Rogerian Therapy

I’ve never considered having psychotherapy, but if I did, there is no doubt which therapy would be my first choice. Ever since I first read that one of the key features of the approach developed by Carl Rogers is that the therapist treats the client with “unconditional positive regard” I have felt that person-centred psychotherapy, as his therapy is known, would suit me just fine.

Rogers’s ideas rose to prominence in the US in the 1940s and 1950s and it is easy to see them as a reaction against the prevailing psychological orthodoxies of Freudian psychoanalysis on the one hand and behaviourism on the other.

These two schools were radically opposed to each other.
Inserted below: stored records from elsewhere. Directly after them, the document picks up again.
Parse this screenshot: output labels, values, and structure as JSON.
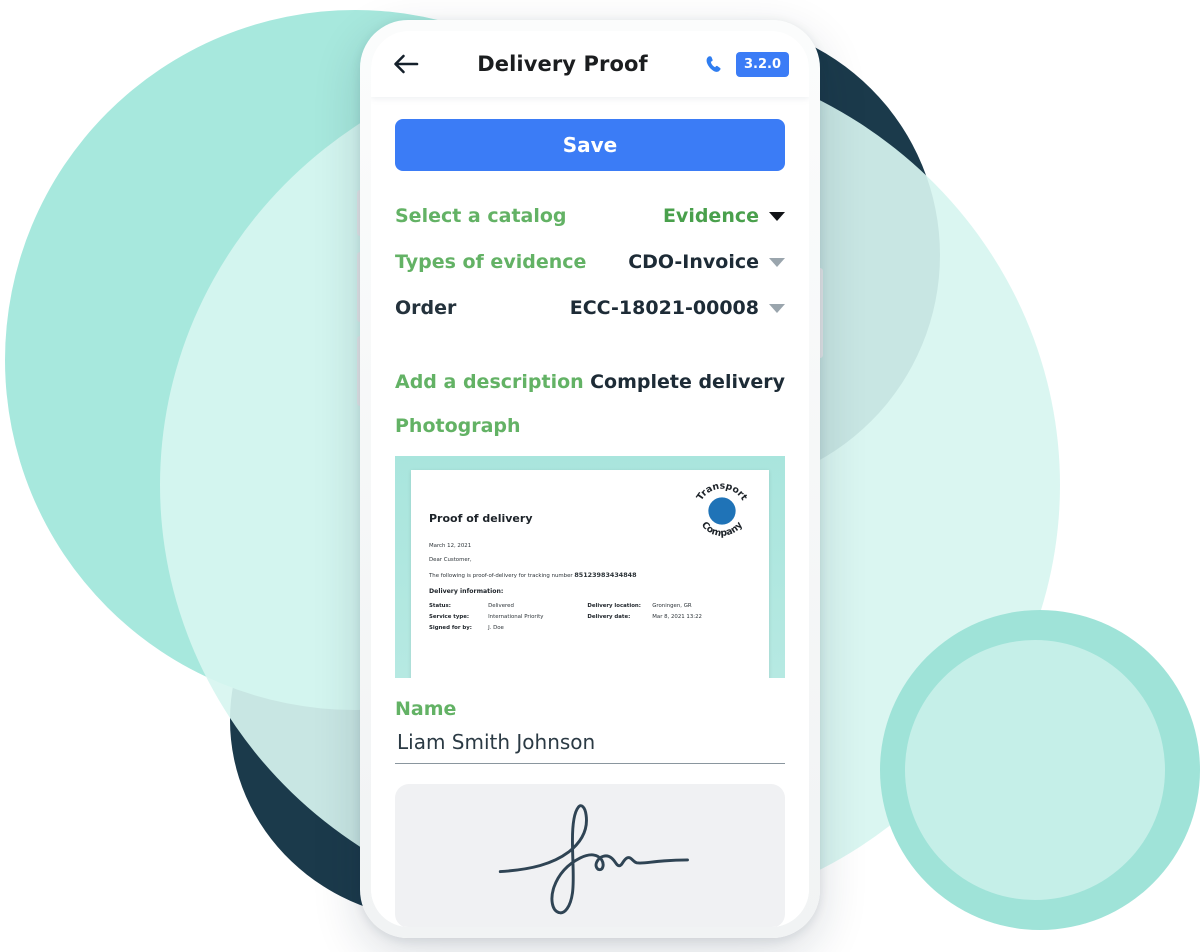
{
  "appbar": {
    "back_icon": "arrow-left-icon",
    "title": "Delivery Proof",
    "call_icon": "phone-call-icon",
    "version": "3.2.0"
  },
  "actions": {
    "save_label": "Save"
  },
  "form": {
    "catalog": {
      "label": "Select a catalog",
      "value": "Evidence",
      "caret": "chevron-down-icon"
    },
    "evidence_type": {
      "label": "Types of evidence",
      "value": "CDO-Invoice",
      "caret": "chevron-down-icon"
    },
    "order": {
      "label": "Order",
      "value": "ECC-18021-00008",
      "caret": "chevron-down-icon"
    },
    "description": {
      "label": "Add a description",
      "value": "Complete delivery"
    },
    "photograph": {
      "label": "Photograph"
    },
    "name": {
      "label": "Name",
      "value": "Liam Smith Johnson",
      "placeholder": "Name"
    }
  },
  "document": {
    "title": "Proof of delivery",
    "logo_text_top": "Transport",
    "logo_text_bottom": "Company",
    "date": "March 12, 2021",
    "salutation": "Dear Customer,",
    "intro": "The following is proof-of-delivery for tracking number",
    "tracking_number": "85123983434848",
    "section_title": "Delivery information:",
    "rows": [
      {
        "key": "Status:",
        "value": "Delivered",
        "key2": "Delivery location:",
        "value2": "Groningen, GR"
      },
      {
        "key": "Service type:",
        "value": "International Priority",
        "key2": "Delivery date:",
        "value2": "Mar 8, 2021 13:22"
      },
      {
        "key": "Signed for by:",
        "value": "J. Doe",
        "key2": "",
        "value2": ""
      }
    ]
  },
  "signature": {
    "pad_name": "signature-pad",
    "has_signature": true
  },
  "colors": {
    "accent_blue": "#3b7cf6",
    "label_green": "#63b265",
    "text_dark": "#1d2b36",
    "teal": "#a7e8dd",
    "navy": "#1b3a4b"
  }
}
Psychoanalysts sneered at behaviourists for dealing only with measurable and observable facts of behaviour and ignoring the richness of the inner mental world. Behaviourists scoffed at psychoanalysts for weaving fanciful and untestable theories about repressed conflicts in the unconscious mind from the mundane recollections of their clients.

Despite their mutual antipathy, psychoanalysts and behaviourists tended to agree on one point: the client has the problem and the therapist has the solution. Rogers’s view was more optimistic. He felt that we all have the resources to solve our own psychological problems and a natural tendency to deploy those resources appropriately. Rogers referred to this as the “actualising tendency”.

Of course, circumstances may prevent us from following this tendency. We can tie ourselves in psychological knots, for example, if we are forced to behave in particular ways to gain the approval of our parents, friends or lovers.

This can make us confused about our own wants and feelings. The goal of therapy is to allow the client to revisit and unravel these knots.

The relationship between therapist and client is the key to the therapeutic process, says Sarah Hawtin of the University of East Anglia. The therapist’s unconditional positive regard for the client is an important aspect: it enables the client to express his true feelings without worrying whether they may bring disapproval.

However there are two other qualities that the therapist must also bring to the relationship. The first is empathy in the sense of understanding how the client feels. Only by being aware of that – rather than how she would feel in his position – can she help him to explore his feelings.

Second, even while empathising with the client the therapist must retain a clear sense of how she feels about herself and about him. When appropriate, she must be able to communicate this honestly, although without distracting him from his main purpose which is to explore his own feelings in the framework of a supportive relationship. Only if the therapist retains her sense of her own identity can the client have the sense that he has a relationship with another person.

The detailed arrangements for therapy are kept fairly free in order not to constrain the warmth and supportiveness of the therapeutic relationship. Therapist and client usually sit face to face and the client is free to choose what to discuss. Sessions usually last 50 minutes to an hour and are mostly repeated weekly for as long as the client requires, which can be as short as a few weeks or extend for months or even years.

The effect of exploring his problems in the context of a warm and supportive relationship with the therapist enables the client to develop a stronger sense of self – an understanding of his own needs, wants and feelings. This can enable him to see solutions to problems and also to understand and accept ways in which his needs differ from, and even conflict with, those of people close to him.

Person-centred therapy can be applied to a very wide range of problems. “The theory says there’s no limit,” says Hawtin, “although it may not suit somebody who definitely wants a therapist to give them a structure or to tell them the answer to their problems.”

My wife tells me that it would be no good to me either, but for a different reason. She says that as far as unconditional positive regard is concerned, my problem is that I’ve had too much, rather than too little!

Availability & contacts: Person-centred therapy is widely practised in Europe and the US. In the UK, it is often available through general practitioners in the National Health Service and as a counselling service in large organisations such as universities. The cost of private therapy is similar to the cost of other mainstream therapies.

There is no practical difference between therapy and counselling. In the UK, there is no legal requirement that therapists be registered. Use a reliable referral service such as the Council for Psychotherapy in the UK or the American Psychological Association in the US. The British Association for Counselling (tel: 01788-550899) is also a good source.

Addresses, phones & web sites US: APA tel: 1 800 964 2000, or go to

UK: UKCP tel: 0207-436 3002 or go to https://

* Psych Yourself Up appears fortnightly.